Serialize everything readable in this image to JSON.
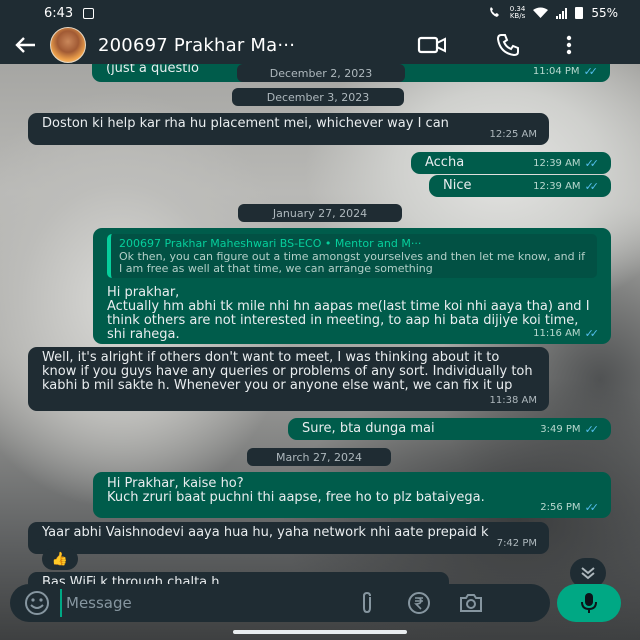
{
  "status_bar": {
    "time": "6:43",
    "net_speed": "0.34",
    "net_unit": "KB/s",
    "battery": "55%"
  },
  "header": {
    "contact_name": "200697 Prakhar Ma···"
  },
  "messages": [
    {
      "text": "(just a questio",
      "time": "11:04 PM",
      "dir": "out"
    },
    {
      "text": "Doston ki help kar rha hu placement mei, whichever way I can",
      "time": "12:25 AM",
      "dir": "in"
    },
    {
      "text": "Accha",
      "time": "12:39 AM",
      "dir": "out"
    },
    {
      "text": "Nice",
      "time": "12:39 AM",
      "dir": "out"
    },
    {
      "text": "Hi prakhar,\nActually hm abhi tk mile nhi hn aapas me(last time koi nhi aaya tha) and I think others are not interested in meeting, to aap hi bata dijiye koi time, shi rahega.",
      "time": "11:16 AM",
      "dir": "out"
    },
    {
      "text": "Well, it's alright if others don't want to meet, I was thinking about it to know if you guys have any queries or problems of any sort. Individually toh kabhi b mil sakte h. Whenever you or anyone else want, we can fix it up",
      "time": "11:38 AM",
      "dir": "in"
    },
    {
      "text": "Sure, bta dunga mai",
      "time": "3:49 PM",
      "dir": "out"
    },
    {
      "text": "Hi Prakhar, kaise ho?\nKuch zruri baat puchni thi aapse, free ho to plz bataiyega.",
      "time": "2:56 PM",
      "dir": "out"
    },
    {
      "text": "Yaar abhi Vaishnodevi aaya hua hu, yaha network nhi aate prepaid k",
      "time": "7:42 PM",
      "dir": "in"
    },
    {
      "text": "Bas WiFi k through chalta h",
      "time": "",
      "dir": "in"
    }
  ],
  "quote": {
    "author": "200697 Prakhar Maheshwari BS-ECO • Mentor and M···",
    "text": "Ok then, you can figure out a time amongst yourselves and then let me know, and if I am free as well at that time, we can arrange something"
  },
  "dates": [
    "December 2, 2023",
    "December 3, 2023",
    "January 27, 2024",
    "March 27, 2024"
  ],
  "reaction": "👍",
  "input": {
    "placeholder": "Message"
  },
  "colors": {
    "header_bg": "#1f2c33",
    "incoming_bubble": "#1f2c33",
    "outgoing_bubble": "#005c4b",
    "accent": "#00a884",
    "read_ticks": "#53bdeb"
  }
}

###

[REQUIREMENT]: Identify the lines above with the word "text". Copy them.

[EXERCISE RESPONSE]:
      "text": "(just a questio",
      "text": "Doston ki help kar rha hu placement mei, whichever way I can",
      "text": "Accha",
      "text": "Nice",
      "text": "Hi prakhar,\nActually hm abhi tk mile nhi hn aapas me(last time koi nhi aaya tha) and I think others are not interested in meeting, to aap hi bata dijiye koi time, shi rahega.",
      "text": "Well, it's alright if others don't want to meet, I was thinking about it to know if you guys have any queries or problems of any sort. Individually toh kabhi b mil sakte h. Whenever you or anyone else want, we can fix it up",
      "text": "Sure, bta dunga mai",
      "text": "Hi Prakhar, kaise ho?\nKuch zruri baat puchni thi aapse, free ho to plz bataiyega.",
      "text": "Yaar abhi Vaishnodevi aaya hua hu, yaha network nhi aate prepaid k",
      "text": "Bas WiFi k through chalta h",
    "text": "Ok then, you can figure out a time amongst yourselves and then let me know, and if I am free as well at that time, we can arrange something"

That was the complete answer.